WHAT TO WORK ON: Determine the number of lines in the data below that hold "JSON"; give nothing but that number.

RECORDS FOR THE EXERCISE:
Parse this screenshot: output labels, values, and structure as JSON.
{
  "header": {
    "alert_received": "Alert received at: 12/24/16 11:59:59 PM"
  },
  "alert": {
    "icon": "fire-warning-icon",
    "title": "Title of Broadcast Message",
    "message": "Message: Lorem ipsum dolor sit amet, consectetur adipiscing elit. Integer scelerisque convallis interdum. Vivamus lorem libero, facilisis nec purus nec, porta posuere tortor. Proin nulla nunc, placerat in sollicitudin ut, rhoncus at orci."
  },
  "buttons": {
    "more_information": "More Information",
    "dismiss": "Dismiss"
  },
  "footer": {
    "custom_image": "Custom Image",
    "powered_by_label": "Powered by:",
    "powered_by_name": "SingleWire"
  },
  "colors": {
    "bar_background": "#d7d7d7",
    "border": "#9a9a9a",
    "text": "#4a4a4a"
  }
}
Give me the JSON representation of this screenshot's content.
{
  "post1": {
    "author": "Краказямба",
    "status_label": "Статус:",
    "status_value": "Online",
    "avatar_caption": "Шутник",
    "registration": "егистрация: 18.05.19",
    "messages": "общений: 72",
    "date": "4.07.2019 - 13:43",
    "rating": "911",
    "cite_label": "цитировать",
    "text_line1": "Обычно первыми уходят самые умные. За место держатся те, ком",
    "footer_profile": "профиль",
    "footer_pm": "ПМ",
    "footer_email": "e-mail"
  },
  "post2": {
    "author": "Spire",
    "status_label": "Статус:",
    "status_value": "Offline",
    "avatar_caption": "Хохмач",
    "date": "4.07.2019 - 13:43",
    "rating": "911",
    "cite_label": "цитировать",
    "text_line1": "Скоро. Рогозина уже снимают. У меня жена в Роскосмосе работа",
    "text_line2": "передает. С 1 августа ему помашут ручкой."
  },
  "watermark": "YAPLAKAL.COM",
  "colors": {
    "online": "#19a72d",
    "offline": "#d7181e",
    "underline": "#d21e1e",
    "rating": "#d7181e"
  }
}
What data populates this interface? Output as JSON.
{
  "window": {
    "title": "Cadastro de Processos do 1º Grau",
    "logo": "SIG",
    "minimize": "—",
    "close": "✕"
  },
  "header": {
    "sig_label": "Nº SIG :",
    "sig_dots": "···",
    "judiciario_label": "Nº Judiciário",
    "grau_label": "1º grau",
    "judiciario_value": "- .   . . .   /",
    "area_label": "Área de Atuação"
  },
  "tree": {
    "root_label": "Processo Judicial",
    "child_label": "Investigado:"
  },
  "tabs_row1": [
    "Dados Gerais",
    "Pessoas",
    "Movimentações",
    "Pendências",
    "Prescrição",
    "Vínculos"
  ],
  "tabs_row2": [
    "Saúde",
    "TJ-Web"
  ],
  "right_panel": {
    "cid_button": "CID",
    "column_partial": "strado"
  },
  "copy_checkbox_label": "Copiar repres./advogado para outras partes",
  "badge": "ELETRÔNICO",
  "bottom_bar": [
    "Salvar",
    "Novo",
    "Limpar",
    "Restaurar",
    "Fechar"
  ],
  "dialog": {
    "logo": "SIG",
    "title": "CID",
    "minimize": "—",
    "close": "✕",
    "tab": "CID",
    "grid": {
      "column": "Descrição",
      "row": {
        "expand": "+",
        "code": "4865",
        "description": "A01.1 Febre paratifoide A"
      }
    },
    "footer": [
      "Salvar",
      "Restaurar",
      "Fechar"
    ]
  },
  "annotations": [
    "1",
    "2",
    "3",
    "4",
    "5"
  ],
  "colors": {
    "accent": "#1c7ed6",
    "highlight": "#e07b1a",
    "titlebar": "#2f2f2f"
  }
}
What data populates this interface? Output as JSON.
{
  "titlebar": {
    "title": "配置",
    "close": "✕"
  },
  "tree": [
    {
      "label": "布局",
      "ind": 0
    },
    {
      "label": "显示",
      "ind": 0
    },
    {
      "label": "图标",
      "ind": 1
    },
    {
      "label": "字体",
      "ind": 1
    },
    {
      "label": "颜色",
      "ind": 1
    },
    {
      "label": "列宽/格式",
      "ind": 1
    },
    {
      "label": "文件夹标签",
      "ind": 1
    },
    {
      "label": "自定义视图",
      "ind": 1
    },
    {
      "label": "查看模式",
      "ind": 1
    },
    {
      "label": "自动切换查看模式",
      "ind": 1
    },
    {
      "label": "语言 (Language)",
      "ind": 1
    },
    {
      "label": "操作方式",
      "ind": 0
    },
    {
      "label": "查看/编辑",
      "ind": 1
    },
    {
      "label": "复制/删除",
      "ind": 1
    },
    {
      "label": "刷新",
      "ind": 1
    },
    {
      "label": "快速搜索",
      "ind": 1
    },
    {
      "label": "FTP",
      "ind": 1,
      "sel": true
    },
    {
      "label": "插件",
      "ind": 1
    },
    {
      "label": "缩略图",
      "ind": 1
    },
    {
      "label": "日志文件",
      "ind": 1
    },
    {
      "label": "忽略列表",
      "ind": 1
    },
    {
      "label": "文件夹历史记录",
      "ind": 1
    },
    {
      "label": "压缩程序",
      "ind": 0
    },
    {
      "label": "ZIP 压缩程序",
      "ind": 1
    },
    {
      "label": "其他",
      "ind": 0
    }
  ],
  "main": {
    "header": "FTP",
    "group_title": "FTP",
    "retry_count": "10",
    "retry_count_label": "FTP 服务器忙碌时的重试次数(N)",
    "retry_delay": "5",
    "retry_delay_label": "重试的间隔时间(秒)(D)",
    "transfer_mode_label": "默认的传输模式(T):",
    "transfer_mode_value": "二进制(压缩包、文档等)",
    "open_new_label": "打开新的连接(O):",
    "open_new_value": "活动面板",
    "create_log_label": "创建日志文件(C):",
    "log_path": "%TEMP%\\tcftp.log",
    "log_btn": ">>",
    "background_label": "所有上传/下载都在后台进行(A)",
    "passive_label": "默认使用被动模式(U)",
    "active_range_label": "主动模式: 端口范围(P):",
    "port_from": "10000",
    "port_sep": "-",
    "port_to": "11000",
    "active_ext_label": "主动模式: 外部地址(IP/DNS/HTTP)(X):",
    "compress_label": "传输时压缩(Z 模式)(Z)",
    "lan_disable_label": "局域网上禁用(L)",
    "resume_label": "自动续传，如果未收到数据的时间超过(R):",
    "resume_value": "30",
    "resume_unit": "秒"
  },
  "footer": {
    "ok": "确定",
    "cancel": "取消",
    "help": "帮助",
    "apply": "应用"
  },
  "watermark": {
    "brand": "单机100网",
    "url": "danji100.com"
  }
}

SOLUTION TO THIS PROBLEM: 4